Discussing productive creative partnerships before joining Creature, traditional roles such as director and copywriter didn’t necessarily come up. “Rather than try and fracture the agency into these type of discreet disciplines, we have clear responsibility but open permission,” says Warren. So it’s clear what your role is but you’ve got permission to do anything. We have just two departments — thinkers and doers. There’s a reason that agencies do their best work when pitching; those hierarchical barriers tend to come down and it’s just people sat around the problem.”
It’s easy to see how this thinking fits with a client like Moo.com. A similarly young and creative business, it is willing to push the boundaries as it ventures on to TV for the first time with spots featuring entrepreneurs such as Michael Acton Smith, the creator of Moshi Monsters and Fraser Docherty, the founder of Superjam.
And alongside work for big, grown-up brands like Adidas, Footlocker, and Microsoft, Creature is set for another busy year of “making stuff and having fun” in whatever guise.
On the schedule so far is the launch of a butcher’s shop, the publication of a book, a collaboration with a local charity and a musical, Church of Now That’s What I call Music 23, that the team has written and produced and will take to the Edinburgh Fringe.
“It’s essentially a celebration of what we have unilaterally declared the finest, not just compilation, but album of all time Now That’s What I Call Music 23,” Shute explains. “Choral re-workings of classics, such as Charles and Eddy’s Would I lie to you?, E17s House of love, Ebenezer good by the Shamen, with a well known stand up comedian acting as the reverend.”
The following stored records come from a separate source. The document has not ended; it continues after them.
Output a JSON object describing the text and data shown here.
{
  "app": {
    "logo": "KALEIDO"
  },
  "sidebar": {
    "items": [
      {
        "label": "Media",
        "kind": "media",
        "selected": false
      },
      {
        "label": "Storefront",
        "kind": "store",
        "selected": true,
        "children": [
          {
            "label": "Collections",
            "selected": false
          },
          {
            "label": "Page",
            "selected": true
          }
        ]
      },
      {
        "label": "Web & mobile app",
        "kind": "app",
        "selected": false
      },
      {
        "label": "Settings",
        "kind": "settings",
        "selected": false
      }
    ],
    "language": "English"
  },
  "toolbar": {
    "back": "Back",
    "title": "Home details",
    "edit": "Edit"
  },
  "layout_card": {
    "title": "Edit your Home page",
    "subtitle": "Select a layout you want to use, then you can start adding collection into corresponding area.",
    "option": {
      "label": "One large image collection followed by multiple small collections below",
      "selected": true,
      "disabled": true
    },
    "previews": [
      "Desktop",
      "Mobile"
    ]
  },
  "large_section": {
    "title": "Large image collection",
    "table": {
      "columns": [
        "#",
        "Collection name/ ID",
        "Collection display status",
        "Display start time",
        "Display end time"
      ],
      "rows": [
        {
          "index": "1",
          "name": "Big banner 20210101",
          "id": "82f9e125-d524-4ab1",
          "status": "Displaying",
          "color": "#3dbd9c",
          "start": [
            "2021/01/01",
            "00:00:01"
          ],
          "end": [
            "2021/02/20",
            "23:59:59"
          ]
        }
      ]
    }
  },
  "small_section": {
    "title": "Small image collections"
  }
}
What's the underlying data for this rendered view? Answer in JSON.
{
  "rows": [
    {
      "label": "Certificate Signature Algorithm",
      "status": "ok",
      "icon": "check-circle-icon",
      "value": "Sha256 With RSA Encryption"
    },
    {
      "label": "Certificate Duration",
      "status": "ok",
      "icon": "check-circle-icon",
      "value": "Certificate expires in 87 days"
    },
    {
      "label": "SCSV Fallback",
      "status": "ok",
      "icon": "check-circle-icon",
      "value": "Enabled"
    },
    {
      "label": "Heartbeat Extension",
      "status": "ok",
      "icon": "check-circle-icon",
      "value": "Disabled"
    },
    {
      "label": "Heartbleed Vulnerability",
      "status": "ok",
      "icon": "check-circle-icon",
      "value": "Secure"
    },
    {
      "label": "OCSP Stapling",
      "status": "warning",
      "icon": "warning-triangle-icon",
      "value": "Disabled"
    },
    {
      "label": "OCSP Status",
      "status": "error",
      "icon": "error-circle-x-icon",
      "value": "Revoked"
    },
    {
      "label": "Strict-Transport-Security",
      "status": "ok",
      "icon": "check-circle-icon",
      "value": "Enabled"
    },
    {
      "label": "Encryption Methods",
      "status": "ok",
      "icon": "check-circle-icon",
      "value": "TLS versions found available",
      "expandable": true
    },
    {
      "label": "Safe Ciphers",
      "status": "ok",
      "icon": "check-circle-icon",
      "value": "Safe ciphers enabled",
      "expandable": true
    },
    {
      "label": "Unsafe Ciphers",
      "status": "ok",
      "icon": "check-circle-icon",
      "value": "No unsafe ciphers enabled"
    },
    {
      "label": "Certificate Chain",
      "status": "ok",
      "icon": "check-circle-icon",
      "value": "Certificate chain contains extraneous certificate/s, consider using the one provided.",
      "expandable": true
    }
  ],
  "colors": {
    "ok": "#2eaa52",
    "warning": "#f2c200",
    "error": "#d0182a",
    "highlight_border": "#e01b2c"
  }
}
This wonderfully bizarre premise is validated by the fact that it will be hosted on the BBC comedy stage with the prospect of a run in London afterwards. Or maybe Vegas, jokes Outhwaite. With previous form as the creators of Pot Noodle the Musical, it could very well happen.
One thing is for sure: Creature of London can award itself that prolific tag.
First published in collaboration with Campaign Magazine on 26th November 2012 as part of our A-List contenders series.